  • Branded business (NKE, TNF) was positive and look to grow as a % of sales going forward

2H Outlook:

  • They had built a plan that assumed flat to slightly down comp at the end of last year so environment still very favorable
  • Now willing to make some more investments and take more risks within reason based on strong demand


FINL: Clarity on Positive Trends - FINL S 6 10


FINL: Clarity on Positive Trends - SG Aggregate 6 10


Casey Flavin


BBBY: Subtle Conservatism

There’s little value in rehashing the finer points of yet another solid quarter from Bed Bath and Beyond.  Let’s be upfront and recognize that the opportunities ahead have very little to do with the past.  At least that’s the sense I get after talking with numerous investors over the past week.  So putting aside the above-expectation and above-plan same-store sales, the near $1.6 billion in cash on the debt free balance sheet, and the guidance which remains unchanged (and still conservative), the market seems to have made up its mind that this is as good as it gets.  At the same time, this also appears to be the sentiment towards most retailers.  And, perhaps this is fair given the optics ahead.  There’s no question that same-store sales will slow as the company butts up against more challenging compares beginning on Q3.  The same holds true for inventory management, which showed a tick down in its spread relative to sales and is no longer being cut at the same rate.  We knew the day of tougher comparisons on the horizon would come and we’re now one quarter away.  But, what’s new?


Despite what may be a near-term disconnect between tomorrow’s expectations and those in the intermediate term, we still believe there is ample opportunity for earnings to exceed expectations over the remainder of the year and into next for BBBY.  The key here is recognizing that EBIT margins are still about 100 bps off peak in an environment that is less competitive, has far less capacity, and is not overshadowed by aggressive promotional activity (i.e couponing).  We believe the company is almost half way through the process of unwinding the heavy use of direct-mail coupons and coupon inserts that were very much a part of a three-year trend in gross margin erosion.  At the same time, square footage growth remains a healthy 5% and the likelihood for additional share repurchases remains high.
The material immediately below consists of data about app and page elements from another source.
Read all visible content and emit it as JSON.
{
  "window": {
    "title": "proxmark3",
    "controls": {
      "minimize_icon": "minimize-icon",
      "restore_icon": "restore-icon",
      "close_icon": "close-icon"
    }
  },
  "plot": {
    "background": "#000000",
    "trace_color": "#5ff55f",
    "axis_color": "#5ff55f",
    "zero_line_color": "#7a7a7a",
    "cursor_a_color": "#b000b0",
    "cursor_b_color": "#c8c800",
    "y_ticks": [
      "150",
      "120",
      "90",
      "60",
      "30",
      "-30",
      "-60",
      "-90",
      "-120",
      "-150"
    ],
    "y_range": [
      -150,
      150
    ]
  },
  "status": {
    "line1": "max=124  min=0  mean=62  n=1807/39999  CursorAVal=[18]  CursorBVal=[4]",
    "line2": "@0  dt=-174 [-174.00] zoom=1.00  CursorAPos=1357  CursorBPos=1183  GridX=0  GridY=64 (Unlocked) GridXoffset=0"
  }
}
Finally, a point about the elephant in the room, a.k.a sell-side concerns about a slowing topline coming into the earnings print.  There was absolutely no evidence in our view on the conference call to  suggest that sales have slowed.  The guidance for 2Q same-store sales stands at a mid-single digit increase.  Recall that guidance has called for a mid single digit increase since the end of 3Q09.  The question will be is this the “real” expectation, or is this a case of subtle conservatism?  We believe it’s more likely the latter.
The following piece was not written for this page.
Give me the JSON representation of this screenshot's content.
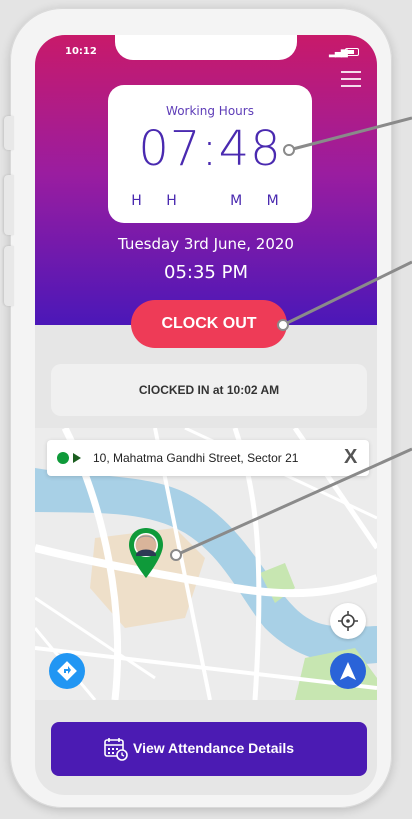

Our view remains unchanged on the opportunities that still lie ahead for the shares.  We still believe earnings will grow by at least 25% for the year.  This is now the fourth quarter in a row in which gross margins have improved, after 10 quarters of declines.  We can’t fight a growing level of bearishness permeating the retail space, but we can and do remain objective on the fundamental opportunities that still exist for the shares.
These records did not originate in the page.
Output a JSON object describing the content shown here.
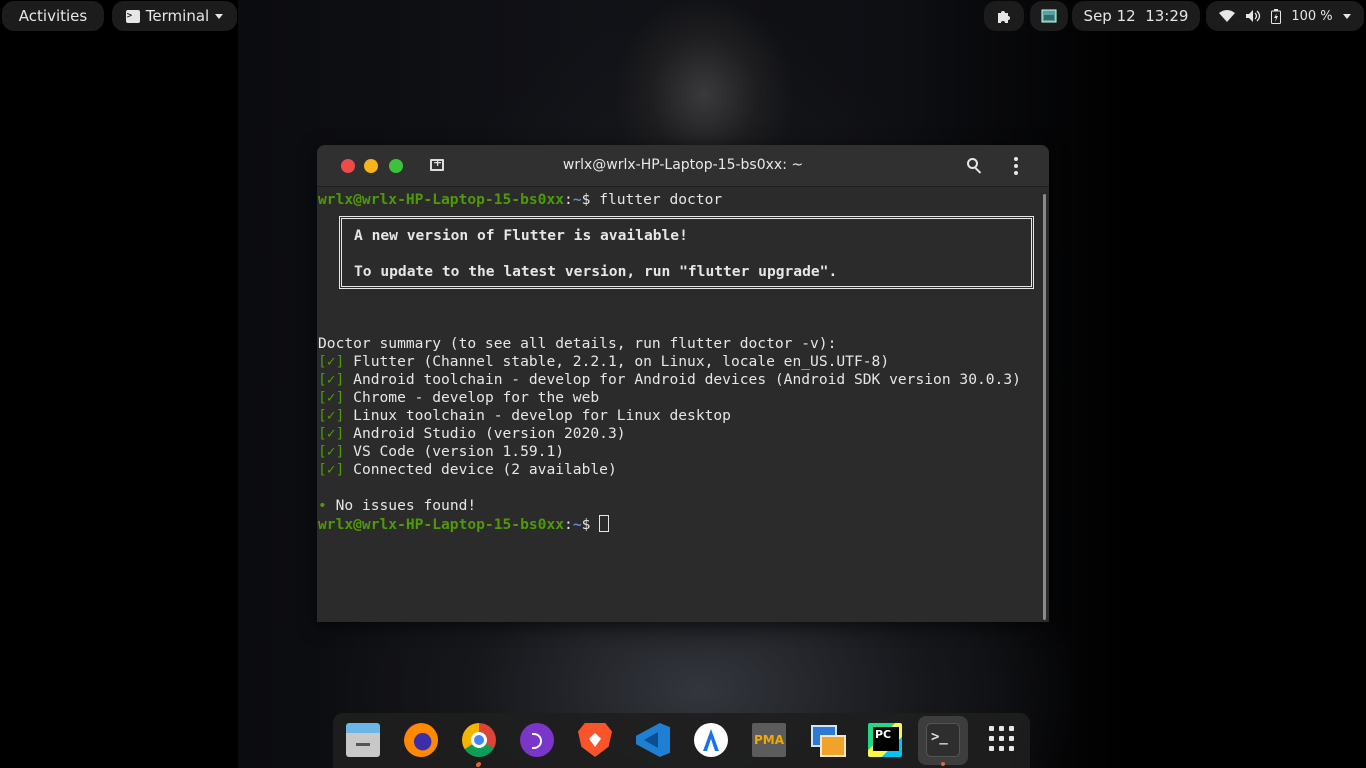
{
  "topbar": {
    "activities": "Activities",
    "app_menu": "Terminal",
    "clock": "Sep 12  13:29",
    "battery": "100 %"
  },
  "window": {
    "title": "wrlx@wrlx-HP-Laptop-15-bs0xx: ~"
  },
  "terminal": {
    "prompt_user": "wrlx@wrlx-HP-Laptop-15-bs0xx",
    "prompt_sep": ":",
    "prompt_path": "~",
    "prompt_symbol": "$ ",
    "command": "flutter doctor",
    "notice_line1": "A new version of Flutter is available!",
    "notice_line2": "To update to the latest version, run \"flutter upgrade\".",
    "summary": "Doctor summary (to see all details, run flutter doctor -v):",
    "checks": [
      "Flutter (Channel stable, 2.2.1, on Linux, locale en_US.UTF-8)",
      "Android toolchain - develop for Android devices (Android SDK version 30.0.3)",
      "Chrome - develop for the web",
      "Linux toolchain - develop for Linux desktop",
      "Android Studio (version 2020.3)",
      "VS Code (version 1.59.1)",
      "Connected device (2 available)"
    ],
    "check_mark": "[✓]",
    "bullet": "•",
    "result": "No issues found!"
  },
  "dock": {
    "items": [
      "files-icon",
      "firefox-icon",
      "chrome-icon",
      "podcasts-icon",
      "brave-icon",
      "vscode-icon",
      "android-studio-icon",
      "phpmyadmin-icon",
      "remote-desktop-icon",
      "pycharm-icon",
      "terminal-icon",
      "app-grid-icon"
    ],
    "pma_label": "PMA",
    "terminal_glyph": ">_"
  },
  "colors": {
    "prompt_user": "#4e9a06",
    "prompt_path": "#5a8fd6",
    "text": "#e6e6e6",
    "terminal_bg": "#2b2b2b"
  }
}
BBBY: Subtle Conservatism - 6 23 2010 6 39 07 PM


Eric Levine


Hedgeye Statistics

The total percentage of successful long and short trading signals since the inception of Real-Time Alerts in August of 2008.

  • LONG SIGNALS 80.52%
  • SHORT SIGNALS 78.67%